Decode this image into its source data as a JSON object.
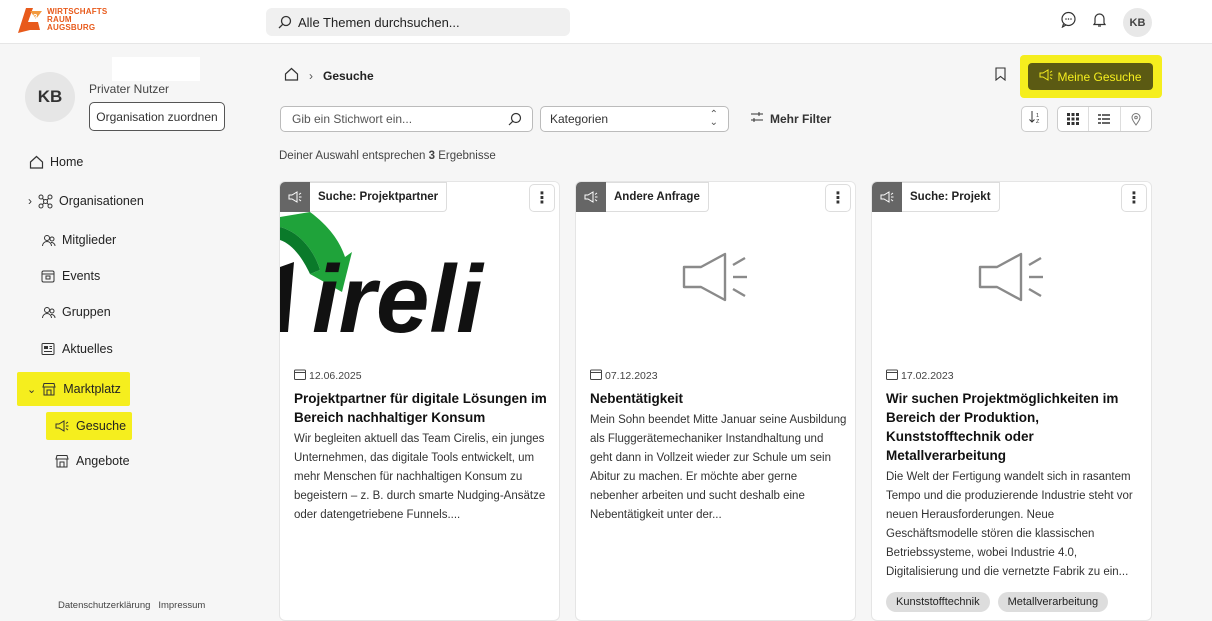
{
  "header": {
    "logo": {
      "line1": "WIRTSCHAFTS",
      "line2": "RAUM",
      "line3": "AUGSBURG"
    },
    "search_placeholder": "Alle Themen durchsuchen...",
    "avatar_initials": "KB"
  },
  "sidebar": {
    "avatar_initials": "KB",
    "user_type": "Privater Nutzer",
    "org_button": "Organisation zuordnen",
    "items": [
      {
        "label": "Home",
        "icon": "home-icon"
      },
      {
        "label": "Organisationen",
        "icon": "network-icon",
        "expandable": true
      },
      {
        "label": "Mitglieder",
        "icon": "users-icon"
      },
      {
        "label": "Events",
        "icon": "calendar-icon"
      },
      {
        "label": "Gruppen",
        "icon": "group-icon"
      },
      {
        "label": "Aktuelles",
        "icon": "news-icon"
      },
      {
        "label": "Marktplatz",
        "icon": "store-icon",
        "expanded": true
      },
      {
        "label": "Gesuche",
        "icon": "megaphone-icon",
        "active": true
      },
      {
        "label": "Angebote",
        "icon": "store-icon"
      }
    ],
    "footer": {
      "privacy": "Datenschutzerklärung",
      "imprint": "Impressum"
    }
  },
  "main": {
    "breadcrumb": {
      "current": "Gesuche"
    },
    "meine_gesuche": "Meine Gesuche",
    "keyword_placeholder": "Gib ein Stichwort ein...",
    "category_select": "Kategorien",
    "more_filters": "Mehr Filter",
    "results_prefix": "Deiner Auswahl entsprechen ",
    "results_count": "3",
    "results_suffix": " Ergebnisse",
    "cards": [
      {
        "tag": "Suche: Projektpartner",
        "image_text": "ireli",
        "date": "12.06.2025",
        "title": "Projektpartner für digitale Lösungen im Bereich nachhaltiger Konsum",
        "description": "Wir begleiten aktuell das Team Cirelis, ein junges Unternehmen, das digitale Tools entwickelt, um mehr Menschen für nachhaltigen Konsum zu begeistern – z. B. durch smarte Nudging-Ansätze oder datengetriebene Funnels...."
      },
      {
        "tag": "Andere Anfrage",
        "date": "07.12.2023",
        "title": "Nebentätigkeit",
        "description": "Mein Sohn beendet Mitte Januar seine Ausbildung als Fluggerätemechaniker Instandhaltung und geht dann in Vollzeit wieder zur Schule um sein Abitur zu machen. Er möchte aber gerne nebenher arbeiten und sucht deshalb eine Nebentätigkeit unter der..."
      },
      {
        "tag": "Suche: Projekt",
        "date": "17.02.2023",
        "title": "Wir suchen Projektmöglichkeiten im Bereich der Produktion, Kunststofftechnik oder Metallverarbeitung",
        "description": "Die Welt der Fertigung wandelt sich in rasantem Tempo und die produzierende Industrie steht vor neuen Herausforderungen. Neue Geschäftsmodelle stören die klassischen Betriebssysteme, wobei Industrie 4.0, Digitalisierung und die vernetzte Fabrik zu ein...",
        "chips": [
          "Kunststofftechnik",
          "Metallverarbeitung"
        ]
      }
    ]
  },
  "colors": {
    "highlight": "#f5ee1e",
    "meine_btn_bg": "#5b5a13",
    "logo_orange": "#e85a1b",
    "tag_icon_bg": "#666666"
  }
}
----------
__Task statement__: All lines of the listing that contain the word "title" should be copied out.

__Task result__:
        "title": "Projektpartner für digitale Lösungen im Bereich nachhaltiger Konsum",
        "title": "Nebentätigkeit",
        "title": "Wir suchen Projektmöglichkeiten im Bereich der Produktion, Kunststofftechnik oder Metallverarbeitung",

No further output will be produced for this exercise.